Having Red along broke the ice with just about everyone in the place: People behind me in line at check-in, the concierge, other guests coming from the elevator. They all had questions. What's his name? How old is he? What breed is he? Ham that he is, Red ate it all up.
I signed a special waiver agreeing to the hotel's pet policy, which included stipulations that I would "try" not to leave him unattended for long periods. Well, we had been together for several days, and Dad needed a night out, so after checking in we headed to park after park, dog run after dog run, with the goal of tiring him out. For extra insurance, I had bought a hollow bone filled with peanut butter and had frozen it (the room had a full-size refrigerator in its mini-kitchen), so he'd lick, lick, lick for hours on end.

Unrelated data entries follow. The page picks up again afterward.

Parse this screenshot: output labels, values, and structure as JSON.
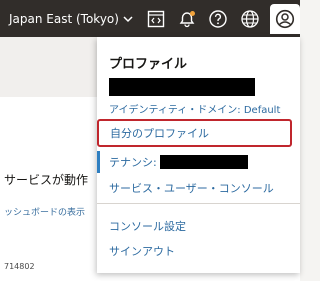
{
  "header": {
    "region_label": "Japan East (Tokyo)",
    "icons": [
      "chevron-down-icon",
      "code-editor-icon",
      "notification-bell-icon",
      "help-icon",
      "globe-language-icon",
      "profile-avatar-icon"
    ],
    "bg_color": "#312d2a"
  },
  "background_page": {
    "line1": "サービスが動作",
    "line2": "ッシュボードの表示",
    "line3": "714802"
  },
  "profile_menu": {
    "title": "プロファイル",
    "domain_label": "アイデンティティ・ドメイン: Default",
    "my_profile": "自分のプロファイル",
    "tenancy_label": "テナンシ:",
    "service_user_console": "サービス・ユーザー・コンソール",
    "console_settings": "コンソール設定",
    "sign_out": "サインアウト",
    "highlight_color": "#c0262d",
    "link_color": "#2c6aa0"
  }
}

It worked. After feeding him in the stylish room, where a combination water and food bowl sat on a special mat imprinted with the phrase "Woof!," I headed off to meet friends. Three hours later, he was so happily crashed that he barely stirred when I returned. We went out for one last walk - after being directed to the nearest green space by the bellman - and when we returned, Red hopped back up on the queen bed.
His own, that is.
Hotel Monaco Alexandria
480 King St., Alexandria.703-549-6080. www.monaco-alexandria.com. Rooms from $149, pets free.
My expectations for the Hotel Monaco Alexandria were too high.
Seduced by the Kimpton brand's pet-friendly marketing, I packed up the pooches and checked into the hotel on Old Town's King Street. After filling out the pet waiver, I asked the staff about some of the services that the Web site said they could help me arrange, "including but not limited to pet sitting, dog walking, and pet spa services."
Grooming? I'm handed a printout from the Web site of the Olde Towne Pet Resort - 15 miles away in Springfield.
How about a walk? The clerk showed me a business card for a dog-walking service and wrote down the phone number. When I asked about the company's hours, he replied that the card didn't say.
Chef de cuisine Brian Turowski said that the event, held Tuesdays and Thursdays from April through October, had to be canceled a few times this month because of an unusual abundance of weddings. He acknowledged that the restaurant had fallen behind in posting cancellations online in advance. That, more than anything else, seemed to bug a few would-be attendees, some of whom decamped to the patio on King Street instead.
The evening wasn't a total bust, though. We socialized with a Shih Tzu staying at the hotel (the only other canine guest I saw) and had a lovely evening walk to the river.
Was I wrong to expect such paws-on treatment? Maybe, but when the pet-friendly program lists amenities such as bedding and bowls, special door hangers to let people know of your pets' presence and a welcome on the lobby activities board, it's hard not to. Perhaps I had to do something other than note my dogs' arrival on my reservation. Perhaps those things aren't available at all Kimptons. It's unclear.
I had no quibbles with the Monaco itself. I adored my room, especially the VVspacious marble bathroom, and the bellman who carried the pet crate to my car. If I stay at another Kimpton - and I hope I do - I won't promise the dogs too much. I think they'll be okay with that.